Cattle First Podcast

For cattle with bovine viral diarrhea virus (BVDV), diarrhea isn't the main problem.  Less obvious signs can presage economically significant reproductive and respiratory problems.  What's more, persistently infected (PI) calves shed the virus, placing the rest of the herd at risk.

In this podcast, Ag communicator and writer Bill Spiegel interviews Dr. Chris Chase, a veterinary immunologist at South Dakota State University, about proactive strategies for managing BVDV.

Episode #1. Testing Strategies for BVDV

December 21, 2018        1:19:35


Learn about the importance of testing every newborn calf and how to avoid pitfalls in the diagnostic process.

  • Episode #1 Synopsis

    Dr. Chris Chase is a professor in the Department of Veterinary and Biomedical Sciences at South Dakota State University.  His research has focused on developing better methods of detecting disease-causing organisms and preventing viral infections in animals.  He has clinical experience in hog, dairy, cow-calf and feedlot herd health.

    In this episode, learn why testing every animal at birth is so important, as well as why stillbirths, abortions, and sudden deaths should also be tested.  Dr. Chase discusses different testing methods, including polymerase chain reaction (PCR) tests using ear-notches or blood samples.  He also covers when pooled laboratory samples may be appropriate.

    Dr. Chase recommends working with your veterinarian on a testing strategy to help minimize contaminated samples and the influence of recent vaccination that may impact test results.  Finally, you'll learn about transient BVDV infections, or infections that the animal's immune system can clear on its own, and when it might be worth a 30-day quarantine for animals that test positive.

Episode #2. The Impact of BVDV Persistently Infected (PI) Calves

January 8, 2019        54:05


Most PI calves become infected with BVDV in the uterus. Hear how a PI calf can impact the rest of the herd and why early testing can help minimize risks.

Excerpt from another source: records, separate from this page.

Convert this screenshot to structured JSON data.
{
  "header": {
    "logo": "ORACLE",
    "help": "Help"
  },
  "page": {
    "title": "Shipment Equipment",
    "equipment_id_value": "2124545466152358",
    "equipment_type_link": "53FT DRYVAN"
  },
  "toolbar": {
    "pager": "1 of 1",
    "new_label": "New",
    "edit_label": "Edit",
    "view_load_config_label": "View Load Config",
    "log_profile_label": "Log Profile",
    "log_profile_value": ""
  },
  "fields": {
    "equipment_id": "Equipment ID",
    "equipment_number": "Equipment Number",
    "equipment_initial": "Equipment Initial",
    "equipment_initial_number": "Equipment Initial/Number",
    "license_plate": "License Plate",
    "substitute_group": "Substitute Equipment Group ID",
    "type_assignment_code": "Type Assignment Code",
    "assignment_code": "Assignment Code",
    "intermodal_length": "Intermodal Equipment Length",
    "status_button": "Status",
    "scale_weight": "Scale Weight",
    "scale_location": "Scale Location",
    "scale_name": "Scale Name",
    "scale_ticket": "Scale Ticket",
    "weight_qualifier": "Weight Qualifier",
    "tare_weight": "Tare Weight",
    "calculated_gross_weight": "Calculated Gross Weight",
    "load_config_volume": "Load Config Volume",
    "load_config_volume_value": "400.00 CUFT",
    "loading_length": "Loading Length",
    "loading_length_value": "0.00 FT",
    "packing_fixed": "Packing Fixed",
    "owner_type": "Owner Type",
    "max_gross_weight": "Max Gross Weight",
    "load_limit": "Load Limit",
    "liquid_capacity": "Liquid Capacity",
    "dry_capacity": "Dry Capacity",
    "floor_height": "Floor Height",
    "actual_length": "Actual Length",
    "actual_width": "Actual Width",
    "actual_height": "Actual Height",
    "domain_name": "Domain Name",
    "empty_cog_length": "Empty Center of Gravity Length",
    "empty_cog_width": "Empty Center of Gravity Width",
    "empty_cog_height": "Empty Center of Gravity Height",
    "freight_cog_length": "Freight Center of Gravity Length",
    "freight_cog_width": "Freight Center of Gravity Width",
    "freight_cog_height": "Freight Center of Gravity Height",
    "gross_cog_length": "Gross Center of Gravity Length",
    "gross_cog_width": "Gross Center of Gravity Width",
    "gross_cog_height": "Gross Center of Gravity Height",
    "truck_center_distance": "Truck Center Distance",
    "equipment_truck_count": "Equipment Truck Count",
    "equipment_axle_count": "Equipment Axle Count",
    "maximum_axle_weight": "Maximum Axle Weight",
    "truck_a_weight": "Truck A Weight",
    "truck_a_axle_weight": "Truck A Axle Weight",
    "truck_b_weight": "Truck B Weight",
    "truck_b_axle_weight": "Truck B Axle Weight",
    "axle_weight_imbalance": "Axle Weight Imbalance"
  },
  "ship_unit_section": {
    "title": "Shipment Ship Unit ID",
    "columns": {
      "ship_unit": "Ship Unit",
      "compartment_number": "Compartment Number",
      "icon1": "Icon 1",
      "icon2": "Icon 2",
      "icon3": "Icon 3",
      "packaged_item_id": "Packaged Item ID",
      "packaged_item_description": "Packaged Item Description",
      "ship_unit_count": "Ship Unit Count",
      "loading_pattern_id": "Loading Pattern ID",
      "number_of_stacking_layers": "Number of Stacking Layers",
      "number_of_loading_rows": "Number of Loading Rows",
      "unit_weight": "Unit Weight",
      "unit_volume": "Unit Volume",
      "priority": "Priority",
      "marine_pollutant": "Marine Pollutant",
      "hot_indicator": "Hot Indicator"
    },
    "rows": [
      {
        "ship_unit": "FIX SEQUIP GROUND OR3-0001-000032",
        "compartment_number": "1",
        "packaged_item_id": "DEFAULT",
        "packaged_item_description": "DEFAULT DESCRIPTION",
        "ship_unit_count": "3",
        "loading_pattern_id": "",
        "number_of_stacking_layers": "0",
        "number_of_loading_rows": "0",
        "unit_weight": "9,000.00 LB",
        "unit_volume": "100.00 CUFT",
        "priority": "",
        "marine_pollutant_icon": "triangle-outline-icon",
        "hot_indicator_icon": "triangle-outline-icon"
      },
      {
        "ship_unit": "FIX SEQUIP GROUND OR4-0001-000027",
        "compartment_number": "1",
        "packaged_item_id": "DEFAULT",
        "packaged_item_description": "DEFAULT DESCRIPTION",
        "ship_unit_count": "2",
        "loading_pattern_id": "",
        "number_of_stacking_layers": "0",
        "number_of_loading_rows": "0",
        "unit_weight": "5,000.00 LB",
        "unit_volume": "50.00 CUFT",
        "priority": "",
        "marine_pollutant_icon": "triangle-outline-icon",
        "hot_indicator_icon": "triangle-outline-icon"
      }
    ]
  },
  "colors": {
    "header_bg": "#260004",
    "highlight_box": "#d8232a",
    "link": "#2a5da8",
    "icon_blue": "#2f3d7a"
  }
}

  • Episode #2 Synopsis

    In this episode, we'll learn how PI calves typically acquire the infection in the uterus, before their immune systems have fully developed.  You'll also hear why testing the pregnant animal or the amniotic fluid are not effective for identifying PI calves.

    Infected calves may be healthy and grow normally or can be poor-doers that don't live much past a year of age.  In either case, the calves are infeccted for life and will shed the virus in all body secretions, exposing other animals in the herd.

    If a PI animal escapes detection, it can result in significant costs down the road.  Dr. Chase shares the results of a research study that followed a herd with PI animals, including how long it took PI animals to succumbe to mucosal disease.

    Finally, how do you determine if a calf was infected in the uterus or wheter it simply has antibodies to the virus from the colostrum of a vaccinated mother?  Learn this and more in episode two.

Episode #3. How to Protect Your Herd from BVDV

January 24, 2019        1:10:23


Good BVDV management requires monitoring, an effective biosecurity program and vaccination. Learn the merits of bulk milk testing for the virus in dairies, how to safely add replacement heifers to the herd, successful vaccine strategies and more.

  • Episode #3 Synopsis

    In a three-pronged approach to BVDV management, Dr. Chis Chase shares why bulk-milk testing can be an effective screening tool In large dairy herds, but not for smaller operations.

    In terms of biosecurity, Dr. Chase shares his recommendations for how to safely merge replacement heifers into your existing herd. 

    You’ll also learn about BVDV vaccination timing — when is the best time for modified-live-virus vaccines and when should inactivated vaccines be used. Dr. Chase also shares new findings on the emergence of BVDV type 1b, and why your vaccine should include protection against this subtype. He’ll also discuss the role of the Singer strain of type 1a in vaccines and how it can provide additional protection against BVDV 1b.

    Your veterinarian can play a key role in developing an effective BVDV vaccination strategy, including how to help pregnant animals develop plenty of antibodies for the colostrum, to help new calves off to a strong start.

Episode #4. Killed vs. Modified-Live-Virus (MLV) Vaccine Choices

February 12, 2019        45:32


In this episode, learn the difference between killed, or inactivated, and MLV vaccines and the best time to use each type of vaccine for optimum protection from BVDV.

  • Episode #4 Synopsis

    In our final episode, Dr. Chris Chase explains the pros and cons of killed and MLV vaccines. With MLV vaccines, he’ll explore the concepts of reversion to virulence, adventitious agents and maternal antibody interference. He’ll also discuss the role of adjuvants in killed vaccines.

    You’ll learn the importance of boosting immunity with MLV vaccines before any animal is bred and how a killed vaccine during pregnancy can help develop high-quality colostrum for the calf.

    We’ll also explore the difference between vaccination and immunization and how to time vaccination to avoid a milk drop in lactating cows. Hear why Dr. Chase recommends involving your veterinarian in developing a vaccination protocol to help choose the right vaccines at the right time to boost herd health.